------ Task inputs

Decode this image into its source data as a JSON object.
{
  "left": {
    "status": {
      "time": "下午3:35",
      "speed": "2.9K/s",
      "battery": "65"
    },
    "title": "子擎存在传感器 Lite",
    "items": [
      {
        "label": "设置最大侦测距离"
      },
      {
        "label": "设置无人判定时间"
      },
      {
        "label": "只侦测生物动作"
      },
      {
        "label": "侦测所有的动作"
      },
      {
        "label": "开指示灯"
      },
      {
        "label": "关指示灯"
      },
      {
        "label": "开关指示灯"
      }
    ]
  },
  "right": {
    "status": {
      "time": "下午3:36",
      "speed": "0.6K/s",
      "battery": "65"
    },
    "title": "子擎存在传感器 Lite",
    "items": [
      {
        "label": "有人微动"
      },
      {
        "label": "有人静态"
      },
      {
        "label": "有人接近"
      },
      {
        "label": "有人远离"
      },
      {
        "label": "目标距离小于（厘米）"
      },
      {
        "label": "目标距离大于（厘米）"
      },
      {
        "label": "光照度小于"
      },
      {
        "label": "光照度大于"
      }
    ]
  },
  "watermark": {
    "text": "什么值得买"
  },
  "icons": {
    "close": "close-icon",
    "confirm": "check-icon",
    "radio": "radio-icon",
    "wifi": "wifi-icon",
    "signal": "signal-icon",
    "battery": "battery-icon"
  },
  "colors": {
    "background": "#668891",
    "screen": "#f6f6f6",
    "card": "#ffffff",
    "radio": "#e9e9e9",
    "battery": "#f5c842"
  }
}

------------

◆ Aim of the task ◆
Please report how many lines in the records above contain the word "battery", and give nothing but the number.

◆ Solution to this exercise ◆
4